* [Instructions for the task]: Nothing but a number should be given: the count of lines in the data that include the string "into".

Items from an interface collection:

+--

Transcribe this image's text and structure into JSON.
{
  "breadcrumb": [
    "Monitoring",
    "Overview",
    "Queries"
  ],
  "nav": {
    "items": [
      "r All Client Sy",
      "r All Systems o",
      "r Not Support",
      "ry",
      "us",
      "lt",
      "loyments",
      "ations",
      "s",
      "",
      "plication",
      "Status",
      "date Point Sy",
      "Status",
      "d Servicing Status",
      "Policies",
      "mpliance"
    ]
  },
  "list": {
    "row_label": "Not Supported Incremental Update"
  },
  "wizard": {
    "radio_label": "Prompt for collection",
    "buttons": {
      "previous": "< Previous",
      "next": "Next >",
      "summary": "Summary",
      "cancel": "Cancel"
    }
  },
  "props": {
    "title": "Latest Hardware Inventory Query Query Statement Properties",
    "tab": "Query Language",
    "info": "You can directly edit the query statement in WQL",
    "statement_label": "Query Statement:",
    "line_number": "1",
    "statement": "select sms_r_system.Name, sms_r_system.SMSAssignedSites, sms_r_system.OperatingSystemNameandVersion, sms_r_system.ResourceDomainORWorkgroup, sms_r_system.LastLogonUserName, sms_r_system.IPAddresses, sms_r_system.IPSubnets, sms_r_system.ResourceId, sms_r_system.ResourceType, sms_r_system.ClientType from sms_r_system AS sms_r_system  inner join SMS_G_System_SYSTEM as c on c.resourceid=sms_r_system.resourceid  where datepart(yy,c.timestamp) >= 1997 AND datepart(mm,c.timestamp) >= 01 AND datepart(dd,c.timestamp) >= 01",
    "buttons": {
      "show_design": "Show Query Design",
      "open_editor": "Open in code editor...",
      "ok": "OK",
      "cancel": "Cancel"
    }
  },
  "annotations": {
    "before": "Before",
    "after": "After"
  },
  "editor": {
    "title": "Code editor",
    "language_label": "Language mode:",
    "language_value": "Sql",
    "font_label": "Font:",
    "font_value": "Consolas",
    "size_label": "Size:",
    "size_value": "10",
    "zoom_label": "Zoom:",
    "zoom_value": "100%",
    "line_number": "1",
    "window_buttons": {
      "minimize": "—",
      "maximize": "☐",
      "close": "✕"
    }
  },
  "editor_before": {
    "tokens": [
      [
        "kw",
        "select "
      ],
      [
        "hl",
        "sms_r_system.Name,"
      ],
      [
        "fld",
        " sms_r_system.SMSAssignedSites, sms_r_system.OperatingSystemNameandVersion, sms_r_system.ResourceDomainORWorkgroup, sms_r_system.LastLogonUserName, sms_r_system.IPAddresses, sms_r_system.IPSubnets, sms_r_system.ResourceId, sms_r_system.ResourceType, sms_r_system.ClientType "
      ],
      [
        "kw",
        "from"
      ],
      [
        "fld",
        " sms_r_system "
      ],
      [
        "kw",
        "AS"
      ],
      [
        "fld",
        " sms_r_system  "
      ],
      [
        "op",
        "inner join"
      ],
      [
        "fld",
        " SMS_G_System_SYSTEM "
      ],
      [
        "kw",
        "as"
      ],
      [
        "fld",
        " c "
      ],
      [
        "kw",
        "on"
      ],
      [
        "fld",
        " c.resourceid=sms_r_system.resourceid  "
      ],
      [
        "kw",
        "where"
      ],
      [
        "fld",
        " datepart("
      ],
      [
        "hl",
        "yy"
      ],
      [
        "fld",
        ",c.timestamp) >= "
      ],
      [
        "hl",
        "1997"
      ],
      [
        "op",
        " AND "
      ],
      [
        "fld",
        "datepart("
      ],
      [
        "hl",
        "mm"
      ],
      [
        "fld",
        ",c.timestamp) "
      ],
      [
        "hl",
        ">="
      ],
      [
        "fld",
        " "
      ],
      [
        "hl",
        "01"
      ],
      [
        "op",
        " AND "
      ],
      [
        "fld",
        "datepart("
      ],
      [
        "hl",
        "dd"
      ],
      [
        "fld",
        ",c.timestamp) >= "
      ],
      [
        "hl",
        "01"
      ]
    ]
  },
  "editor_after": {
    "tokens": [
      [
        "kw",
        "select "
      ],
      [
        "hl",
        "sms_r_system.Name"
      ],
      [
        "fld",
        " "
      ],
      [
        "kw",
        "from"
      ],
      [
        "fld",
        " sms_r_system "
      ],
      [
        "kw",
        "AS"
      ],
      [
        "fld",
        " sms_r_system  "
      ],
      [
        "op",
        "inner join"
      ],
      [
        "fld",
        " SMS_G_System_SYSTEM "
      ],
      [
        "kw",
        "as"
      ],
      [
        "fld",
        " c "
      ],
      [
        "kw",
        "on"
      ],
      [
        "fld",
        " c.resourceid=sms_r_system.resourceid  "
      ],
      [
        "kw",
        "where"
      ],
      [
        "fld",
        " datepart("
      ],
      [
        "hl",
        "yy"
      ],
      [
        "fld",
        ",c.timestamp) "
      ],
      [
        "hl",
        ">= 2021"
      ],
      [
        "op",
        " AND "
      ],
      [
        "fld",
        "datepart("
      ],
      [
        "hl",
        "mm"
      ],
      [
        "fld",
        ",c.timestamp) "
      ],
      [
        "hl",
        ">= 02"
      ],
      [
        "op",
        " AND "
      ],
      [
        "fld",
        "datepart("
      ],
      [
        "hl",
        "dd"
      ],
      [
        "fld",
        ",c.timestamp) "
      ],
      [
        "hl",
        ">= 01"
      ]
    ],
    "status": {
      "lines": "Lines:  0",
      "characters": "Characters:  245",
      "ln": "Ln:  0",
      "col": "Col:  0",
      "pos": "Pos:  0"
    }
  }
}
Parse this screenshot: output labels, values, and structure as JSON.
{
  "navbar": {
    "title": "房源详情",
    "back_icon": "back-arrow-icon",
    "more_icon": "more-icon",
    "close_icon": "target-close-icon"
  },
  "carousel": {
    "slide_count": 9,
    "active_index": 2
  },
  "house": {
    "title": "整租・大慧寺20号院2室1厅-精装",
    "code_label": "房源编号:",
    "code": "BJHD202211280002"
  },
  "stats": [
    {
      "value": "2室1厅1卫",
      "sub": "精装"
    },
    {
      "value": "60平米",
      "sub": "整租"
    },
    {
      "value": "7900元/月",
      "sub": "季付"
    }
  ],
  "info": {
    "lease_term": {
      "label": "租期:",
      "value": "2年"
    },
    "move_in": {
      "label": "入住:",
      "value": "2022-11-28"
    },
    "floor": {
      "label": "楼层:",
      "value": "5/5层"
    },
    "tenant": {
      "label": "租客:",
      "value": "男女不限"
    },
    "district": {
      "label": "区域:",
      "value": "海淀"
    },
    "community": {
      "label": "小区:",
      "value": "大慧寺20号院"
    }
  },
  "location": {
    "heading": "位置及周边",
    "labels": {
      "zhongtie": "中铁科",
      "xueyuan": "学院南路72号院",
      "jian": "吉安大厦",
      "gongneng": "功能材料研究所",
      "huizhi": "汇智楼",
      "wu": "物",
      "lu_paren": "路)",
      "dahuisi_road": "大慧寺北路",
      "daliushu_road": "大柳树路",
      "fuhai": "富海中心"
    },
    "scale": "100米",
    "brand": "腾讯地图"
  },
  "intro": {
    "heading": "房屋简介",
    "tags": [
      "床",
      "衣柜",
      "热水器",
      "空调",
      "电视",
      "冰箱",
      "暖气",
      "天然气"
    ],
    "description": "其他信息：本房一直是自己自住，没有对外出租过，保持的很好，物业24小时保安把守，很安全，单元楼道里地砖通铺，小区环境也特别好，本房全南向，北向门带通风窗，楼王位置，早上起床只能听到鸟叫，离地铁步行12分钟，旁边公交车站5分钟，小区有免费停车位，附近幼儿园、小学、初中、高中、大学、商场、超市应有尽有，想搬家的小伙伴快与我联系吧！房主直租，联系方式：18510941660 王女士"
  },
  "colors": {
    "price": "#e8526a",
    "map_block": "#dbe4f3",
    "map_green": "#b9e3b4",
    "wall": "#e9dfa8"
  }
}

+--

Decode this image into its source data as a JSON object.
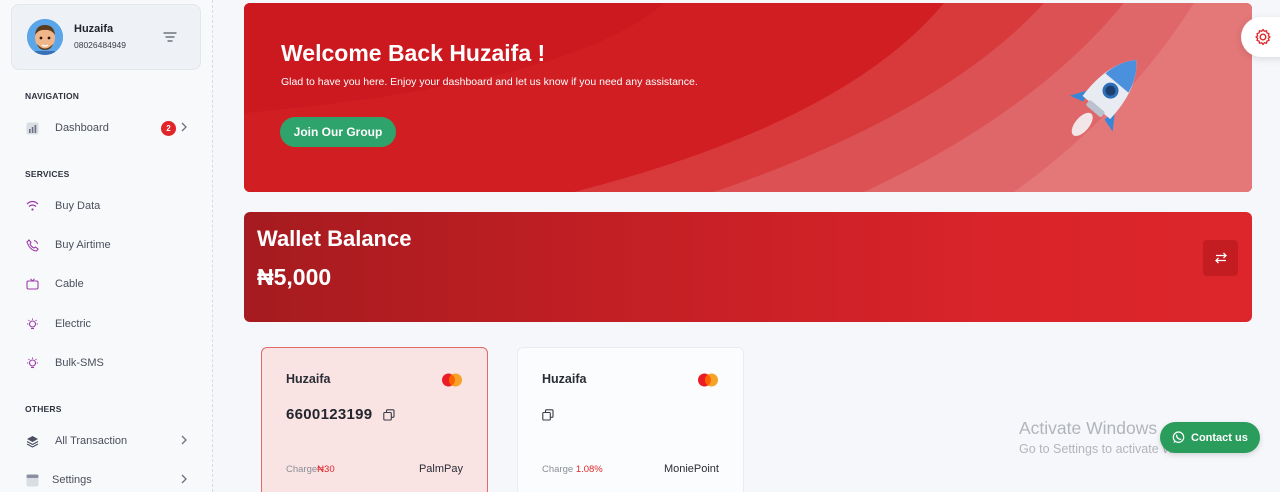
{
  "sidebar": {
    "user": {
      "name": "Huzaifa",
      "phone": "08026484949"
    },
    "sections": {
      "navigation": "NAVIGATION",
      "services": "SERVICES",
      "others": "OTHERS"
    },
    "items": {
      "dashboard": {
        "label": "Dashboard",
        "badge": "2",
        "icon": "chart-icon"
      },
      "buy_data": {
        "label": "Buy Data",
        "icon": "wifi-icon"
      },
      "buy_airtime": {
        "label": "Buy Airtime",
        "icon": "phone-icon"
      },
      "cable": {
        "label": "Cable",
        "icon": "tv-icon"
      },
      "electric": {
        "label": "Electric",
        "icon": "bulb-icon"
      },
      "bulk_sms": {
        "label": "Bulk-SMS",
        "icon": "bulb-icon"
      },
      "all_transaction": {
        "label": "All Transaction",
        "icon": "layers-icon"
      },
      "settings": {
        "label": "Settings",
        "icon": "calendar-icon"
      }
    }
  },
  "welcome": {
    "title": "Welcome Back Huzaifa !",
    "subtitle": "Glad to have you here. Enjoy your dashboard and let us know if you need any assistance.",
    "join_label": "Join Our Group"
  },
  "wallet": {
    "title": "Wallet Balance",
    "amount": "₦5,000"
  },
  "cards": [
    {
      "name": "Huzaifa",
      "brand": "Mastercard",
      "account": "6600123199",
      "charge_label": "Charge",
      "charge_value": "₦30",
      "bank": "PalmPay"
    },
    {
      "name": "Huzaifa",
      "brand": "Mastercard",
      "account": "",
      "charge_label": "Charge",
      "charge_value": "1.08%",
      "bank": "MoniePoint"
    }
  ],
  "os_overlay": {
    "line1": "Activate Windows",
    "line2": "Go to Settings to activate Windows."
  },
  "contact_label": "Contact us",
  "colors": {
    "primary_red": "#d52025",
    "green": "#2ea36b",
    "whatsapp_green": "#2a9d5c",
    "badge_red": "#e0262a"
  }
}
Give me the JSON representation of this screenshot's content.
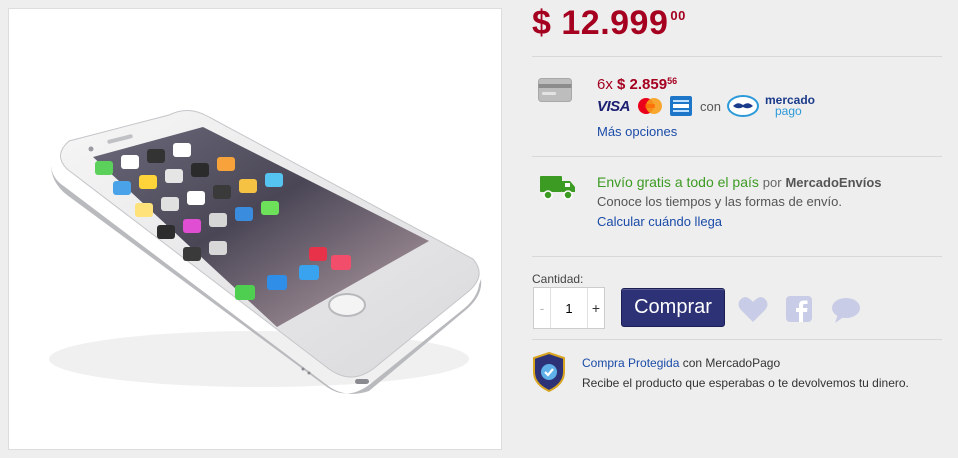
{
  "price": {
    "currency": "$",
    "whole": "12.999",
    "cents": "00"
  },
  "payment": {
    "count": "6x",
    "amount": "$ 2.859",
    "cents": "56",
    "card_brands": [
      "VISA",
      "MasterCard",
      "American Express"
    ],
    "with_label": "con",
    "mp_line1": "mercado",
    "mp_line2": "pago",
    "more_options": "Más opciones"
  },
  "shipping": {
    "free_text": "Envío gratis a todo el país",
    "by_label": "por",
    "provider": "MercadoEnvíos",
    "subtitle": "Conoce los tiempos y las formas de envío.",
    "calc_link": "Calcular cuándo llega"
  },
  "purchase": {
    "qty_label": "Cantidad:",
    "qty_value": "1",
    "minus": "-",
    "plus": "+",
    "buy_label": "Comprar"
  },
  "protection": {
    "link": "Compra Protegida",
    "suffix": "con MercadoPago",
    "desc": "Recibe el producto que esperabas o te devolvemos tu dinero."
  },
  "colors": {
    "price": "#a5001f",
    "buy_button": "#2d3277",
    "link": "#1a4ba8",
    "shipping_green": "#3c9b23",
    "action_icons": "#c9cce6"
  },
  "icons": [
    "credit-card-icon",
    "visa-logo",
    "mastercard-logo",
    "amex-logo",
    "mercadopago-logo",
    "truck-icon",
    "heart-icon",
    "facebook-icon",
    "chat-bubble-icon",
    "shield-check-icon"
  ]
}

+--

* [Exercise result]: 2